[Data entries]
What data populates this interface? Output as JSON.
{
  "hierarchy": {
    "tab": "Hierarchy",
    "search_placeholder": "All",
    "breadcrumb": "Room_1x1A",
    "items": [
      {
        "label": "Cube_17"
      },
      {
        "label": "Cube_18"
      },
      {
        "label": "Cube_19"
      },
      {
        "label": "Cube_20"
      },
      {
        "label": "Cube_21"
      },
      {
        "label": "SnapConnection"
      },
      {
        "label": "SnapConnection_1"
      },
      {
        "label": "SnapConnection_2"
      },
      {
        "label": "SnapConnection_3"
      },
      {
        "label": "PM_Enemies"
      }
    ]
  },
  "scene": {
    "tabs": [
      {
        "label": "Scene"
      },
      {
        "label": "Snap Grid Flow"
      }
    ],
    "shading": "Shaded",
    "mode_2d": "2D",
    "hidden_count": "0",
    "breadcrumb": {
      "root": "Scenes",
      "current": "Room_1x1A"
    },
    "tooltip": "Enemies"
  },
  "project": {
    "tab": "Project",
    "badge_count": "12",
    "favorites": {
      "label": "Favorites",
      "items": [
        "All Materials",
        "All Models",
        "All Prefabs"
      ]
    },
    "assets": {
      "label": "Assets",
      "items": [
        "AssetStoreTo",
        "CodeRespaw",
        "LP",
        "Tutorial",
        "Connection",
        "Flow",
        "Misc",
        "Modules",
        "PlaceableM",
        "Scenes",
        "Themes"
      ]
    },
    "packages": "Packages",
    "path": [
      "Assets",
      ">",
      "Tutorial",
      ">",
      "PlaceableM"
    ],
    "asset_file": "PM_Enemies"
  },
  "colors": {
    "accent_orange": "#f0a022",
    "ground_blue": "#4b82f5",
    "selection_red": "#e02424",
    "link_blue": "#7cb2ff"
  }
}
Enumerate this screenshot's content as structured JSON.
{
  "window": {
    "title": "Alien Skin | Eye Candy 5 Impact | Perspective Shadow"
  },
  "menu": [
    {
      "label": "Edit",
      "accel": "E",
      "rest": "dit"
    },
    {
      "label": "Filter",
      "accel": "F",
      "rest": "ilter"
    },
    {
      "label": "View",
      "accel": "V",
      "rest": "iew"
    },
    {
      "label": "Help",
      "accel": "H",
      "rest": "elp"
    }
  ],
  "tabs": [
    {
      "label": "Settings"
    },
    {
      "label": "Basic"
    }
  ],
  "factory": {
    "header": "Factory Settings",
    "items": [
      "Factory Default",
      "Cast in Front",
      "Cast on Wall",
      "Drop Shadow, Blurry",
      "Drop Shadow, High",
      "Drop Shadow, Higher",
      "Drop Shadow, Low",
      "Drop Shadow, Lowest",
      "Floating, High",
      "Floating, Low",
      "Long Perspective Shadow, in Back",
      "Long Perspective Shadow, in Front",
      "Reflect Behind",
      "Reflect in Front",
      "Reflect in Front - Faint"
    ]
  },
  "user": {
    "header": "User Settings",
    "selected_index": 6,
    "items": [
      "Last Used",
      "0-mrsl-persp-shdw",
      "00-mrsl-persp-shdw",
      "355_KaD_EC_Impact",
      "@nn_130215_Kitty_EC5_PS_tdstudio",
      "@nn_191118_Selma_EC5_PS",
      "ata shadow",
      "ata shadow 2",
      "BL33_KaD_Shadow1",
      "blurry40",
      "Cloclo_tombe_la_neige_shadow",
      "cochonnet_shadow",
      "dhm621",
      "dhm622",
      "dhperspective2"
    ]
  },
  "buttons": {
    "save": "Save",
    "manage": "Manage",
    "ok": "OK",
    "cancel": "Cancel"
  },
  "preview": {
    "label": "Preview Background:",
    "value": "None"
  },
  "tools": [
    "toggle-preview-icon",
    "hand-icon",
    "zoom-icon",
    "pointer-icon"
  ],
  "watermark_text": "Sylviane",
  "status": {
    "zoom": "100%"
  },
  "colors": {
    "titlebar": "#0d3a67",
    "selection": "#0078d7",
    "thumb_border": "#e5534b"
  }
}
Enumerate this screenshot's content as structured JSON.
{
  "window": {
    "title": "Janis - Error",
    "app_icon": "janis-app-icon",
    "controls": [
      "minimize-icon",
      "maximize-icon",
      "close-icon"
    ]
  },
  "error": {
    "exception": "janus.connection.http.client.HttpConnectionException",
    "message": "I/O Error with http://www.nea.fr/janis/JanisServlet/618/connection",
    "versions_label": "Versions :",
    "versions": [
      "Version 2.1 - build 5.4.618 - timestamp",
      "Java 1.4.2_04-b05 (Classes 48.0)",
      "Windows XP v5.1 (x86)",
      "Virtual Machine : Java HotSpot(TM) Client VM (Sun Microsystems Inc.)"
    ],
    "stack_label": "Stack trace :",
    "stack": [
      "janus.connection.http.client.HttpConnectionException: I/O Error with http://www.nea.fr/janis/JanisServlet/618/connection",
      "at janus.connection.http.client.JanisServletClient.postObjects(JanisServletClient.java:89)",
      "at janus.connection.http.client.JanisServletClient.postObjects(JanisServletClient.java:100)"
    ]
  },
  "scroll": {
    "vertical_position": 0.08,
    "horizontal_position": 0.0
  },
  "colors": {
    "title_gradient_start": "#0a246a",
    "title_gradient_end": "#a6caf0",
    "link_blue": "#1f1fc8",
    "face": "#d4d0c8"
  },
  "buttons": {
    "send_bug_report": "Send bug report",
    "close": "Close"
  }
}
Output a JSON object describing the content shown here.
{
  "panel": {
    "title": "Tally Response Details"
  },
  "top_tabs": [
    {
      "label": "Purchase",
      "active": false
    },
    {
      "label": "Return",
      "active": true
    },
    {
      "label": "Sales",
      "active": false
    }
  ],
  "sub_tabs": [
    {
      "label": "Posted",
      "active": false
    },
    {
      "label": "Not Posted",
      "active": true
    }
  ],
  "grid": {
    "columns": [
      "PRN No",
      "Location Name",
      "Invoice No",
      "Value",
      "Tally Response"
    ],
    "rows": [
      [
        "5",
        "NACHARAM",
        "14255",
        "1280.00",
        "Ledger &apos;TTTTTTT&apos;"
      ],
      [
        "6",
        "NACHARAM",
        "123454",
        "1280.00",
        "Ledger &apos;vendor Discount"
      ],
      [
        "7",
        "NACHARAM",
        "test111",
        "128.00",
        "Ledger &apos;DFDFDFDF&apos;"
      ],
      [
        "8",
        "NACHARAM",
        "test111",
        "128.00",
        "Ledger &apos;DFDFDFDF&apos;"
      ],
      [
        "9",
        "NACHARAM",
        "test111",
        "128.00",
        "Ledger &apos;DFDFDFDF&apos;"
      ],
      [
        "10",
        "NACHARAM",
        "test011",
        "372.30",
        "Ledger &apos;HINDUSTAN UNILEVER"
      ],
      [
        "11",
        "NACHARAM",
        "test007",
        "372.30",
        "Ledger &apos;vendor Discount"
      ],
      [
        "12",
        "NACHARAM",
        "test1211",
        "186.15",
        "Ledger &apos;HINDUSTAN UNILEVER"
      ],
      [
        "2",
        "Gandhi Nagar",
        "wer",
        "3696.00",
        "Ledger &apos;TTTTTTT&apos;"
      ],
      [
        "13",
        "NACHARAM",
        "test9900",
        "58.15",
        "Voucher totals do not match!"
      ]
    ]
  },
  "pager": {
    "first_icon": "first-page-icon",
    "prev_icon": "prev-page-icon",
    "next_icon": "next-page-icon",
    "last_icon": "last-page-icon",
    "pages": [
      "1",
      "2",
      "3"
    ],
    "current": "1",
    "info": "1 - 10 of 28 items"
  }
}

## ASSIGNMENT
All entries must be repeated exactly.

## EXPECTED ANSWER
What data populates this interface? Output as JSON.
{
  "hierarchy": {
    "tab": "Hierarchy",
    "search_placeholder": "All",
    "breadcrumb": "Room_1x1A",
    "items": [
      {
        "label": "Cube_17"
      },
      {
        "label": "Cube_18"
      },
      {
        "label": "Cube_19"
      },
      {
        "label": "Cube_20"
      },
      {
        "label": "Cube_21"
      },
      {
        "label": "SnapConnection"
      },
      {
        "label": "SnapConnection_1"
      },
      {
        "label": "SnapConnection_2"
      },
      {
        "label": "SnapConnection_3"
      },
      {
        "label": "PM_Enemies"
      }
    ]
  },
  "scene": {
    "tabs": [
      {
        "label": "Scene"
      },
      {
        "label": "Snap Grid Flow"
      }
    ],
    "shading": "Shaded",
    "mode_2d": "2D",
    "hidden_count": "0",
    "breadcrumb": {
      "root": "Scenes",
      "current": "Room_1x1A"
    },
    "tooltip": "Enemies"
  },
  "project": {
    "tab": "Project",
    "badge_count": "12",
    "favorites": {
      "label": "Favorites",
      "items": [
        "All Materials",
        "All Models",
        "All Prefabs"
      ]
    },
    "assets": {
      "label": "Assets",
      "items": [
        "AssetStoreTo",
        "CodeRespaw",
        "LP",
        "Tutorial",
        "Connection",
        "Flow",
        "Misc",
        "Modules",
        "PlaceableM",
        "Scenes",
        "Themes"
      ]
    },
    "packages": "Packages",
    "path": [
      "Assets",
      ">",
      "Tutorial",
      ">",
      "PlaceableM"
    ],
    "asset_file": "PM_Enemies"
  },
  "colors": {
    "accent_orange": "#f0a022",
    "ground_blue": "#4b82f5",
    "selection_red": "#e02424",
    "link_blue": "#7cb2ff"
  }
}
Enumerate this screenshot's content as structured JSON.
{
  "window": {
    "title": "Alien Skin | Eye Candy 5 Impact | Perspective Shadow"
  },
  "menu": [
    {
      "label": "Edit",
      "accel": "E",
      "rest": "dit"
    },
    {
      "label": "Filter",
      "accel": "F",
      "rest": "ilter"
    },
    {
      "label": "View",
      "accel": "V",
      "rest": "iew"
    },
    {
      "label": "Help",
      "accel": "H",
      "rest": "elp"
    }
  ],
  "tabs": [
    {
      "label": "Settings"
    },
    {
      "label": "Basic"
    }
  ],
  "factory": {
    "header": "Factory Settings",
    "items": [
      "Factory Default",
      "Cast in Front",
      "Cast on Wall",
      "Drop Shadow, Blurry",
      "Drop Shadow, High",
      "Drop Shadow, Higher",
      "Drop Shadow, Low",
      "Drop Shadow, Lowest",
      "Floating, High",
      "Floating, Low",
      "Long Perspective Shadow, in Back",
      "Long Perspective Shadow, in Front",
      "Reflect Behind",
      "Reflect in Front",
      "Reflect in Front - Faint"
    ]
  },
  "user": {
    "header": "User Settings",
    "selected_index": 6,
    "items": [
      "Last Used",
      "0-mrsl-persp-shdw",
      "00-mrsl-persp-shdw",
      "355_KaD_EC_Impact",
      "@nn_130215_Kitty_EC5_PS_tdstudio",
      "@nn_191118_Selma_EC5_PS",
      "ata shadow",
      "ata shadow 2",
      "BL33_KaD_Shadow1",
      "blurry40",
      "Cloclo_tombe_la_neige_shadow",
      "cochonnet_shadow",
      "dhm621",
      "dhm622",
      "dhperspective2"
    ]
  },
  "buttons": {
    "save": "Save",
    "manage": "Manage",
    "ok": "OK",
    "cancel": "Cancel"
  },
  "preview": {
    "label": "Preview Background:",
    "value": "None"
  },
  "tools": [
    "toggle-preview-icon",
    "hand-icon",
    "zoom-icon",
    "pointer-icon"
  ],
  "watermark_text": "Sylviane",
  "status": {
    "zoom": "100%"
  },
  "colors": {
    "titlebar": "#0d3a67",
    "selection": "#0078d7",
    "thumb_border": "#e5534b"
  }
}
Enumerate this screenshot's content as structured JSON.
{
  "window": {
    "title": "Janis - Error",
    "app_icon": "janis-app-icon",
    "controls": [
      "minimize-icon",
      "maximize-icon",
      "close-icon"
    ]
  },
  "error": {
    "exception": "janus.connection.http.client.HttpConnectionException",
    "message": "I/O Error with http://www.nea.fr/janis/JanisServlet/618/connection",
    "versions_label": "Versions :",
    "versions": [
      "Version 2.1 - build 5.4.618 - timestamp",
      "Java 1.4.2_04-b05 (Classes 48.0)",
      "Windows XP v5.1 (x86)",
      "Virtual Machine : Java HotSpot(TM) Client VM (Sun Microsystems Inc.)"
    ],
    "stack_label": "Stack trace :",
    "stack": [
      "janus.connection.http.client.HttpConnectionException: I/O Error with http://www.nea.fr/janis/JanisServlet/618/connection",
      "at janus.connection.http.client.JanisServletClient.postObjects(JanisServletClient.java:89)",
      "at janus.connection.http.client.JanisServletClient.postObjects(JanisServletClient.java:100)"
    ]
  },
  "scroll": {
    "vertical_position": 0.08,
    "horizontal_position": 0.0
  },
  "colors": {
    "title_gradient_start": "#0a246a",
    "title_gradient_end": "#a6caf0",
    "link_blue": "#1f1fc8",
    "face": "#d4d0c8"
  },
  "buttons": {
    "send_bug_report": "Send bug report",
    "close": "Close"
  }
}
Output a JSON object describing the content shown here.
{
  "panel": {
    "title": "Tally Response Details"
  },
  "top_tabs": [
    {
      "label": "Purchase",
      "active": false
    },
    {
      "label": "Return",
      "active": true
    },
    {
      "label": "Sales",
      "active": false
    }
  ],
  "sub_tabs": [
    {
      "label": "Posted",
      "active": false
    },
    {
      "label": "Not Posted",
      "active": true
    }
  ],
  "grid": {
    "columns": [
      "PRN No",
      "Location Name",
      "Invoice No",
      "Value",
      "Tally Response"
    ],
    "rows": [
      [
        "5",
        "NACHARAM",
        "14255",
        "1280.00",
        "Ledger &apos;TTTTTTT&apos;"
      ],
      [
        "6",
        "NACHARAM",
        "123454",
        "1280.00",
        "Ledger &apos;vendor Discount"
      ],
      [
        "7",
        "NACHARAM",
        "test111",
        "128.00",
        "Ledger &apos;DFDFDFDF&apos;"
      ],
      [
        "8",
        "NACHARAM",
        "test111",
        "128.00",
        "Ledger &apos;DFDFDFDF&apos;"
      ],
      [
        "9",
        "NACHARAM",
        "test111",
        "128.00",
        "Ledger &apos;DFDFDFDF&apos;"
      ],
      [
        "10",
        "NACHARAM",
        "test011",
        "372.30",
        "Ledger &apos;HINDUSTAN UNILEVER"
      ],
      [
        "11",
        "NACHARAM",
        "test007",
        "372.30",
        "Ledger &apos;vendor Discount"
      ],
      [
        "12",
        "NACHARAM",
        "test1211",
        "186.15",
        "Ledger &apos;HINDUSTAN UNILEVER"
      ],
      [
        "2",
        "Gandhi Nagar",
        "wer",
        "3696.00",
        "Ledger &apos;TTTTTTT&apos;"
      ],
      [
        "13",
        "NACHARAM",
        "test9900",
        "58.15",
        "Voucher totals do not match!"
      ]
    ]
  },
  "pager": {
    "first_icon": "first-page-icon",
    "prev_icon": "prev-page-icon",
    "next_icon": "next-page-icon",
    "last_icon": "last-page-icon",
    "pages": [
      "1",
      "2",
      "3"
    ],
    "current": "1",
    "info": "1 - 10 of 28 items"
  }
}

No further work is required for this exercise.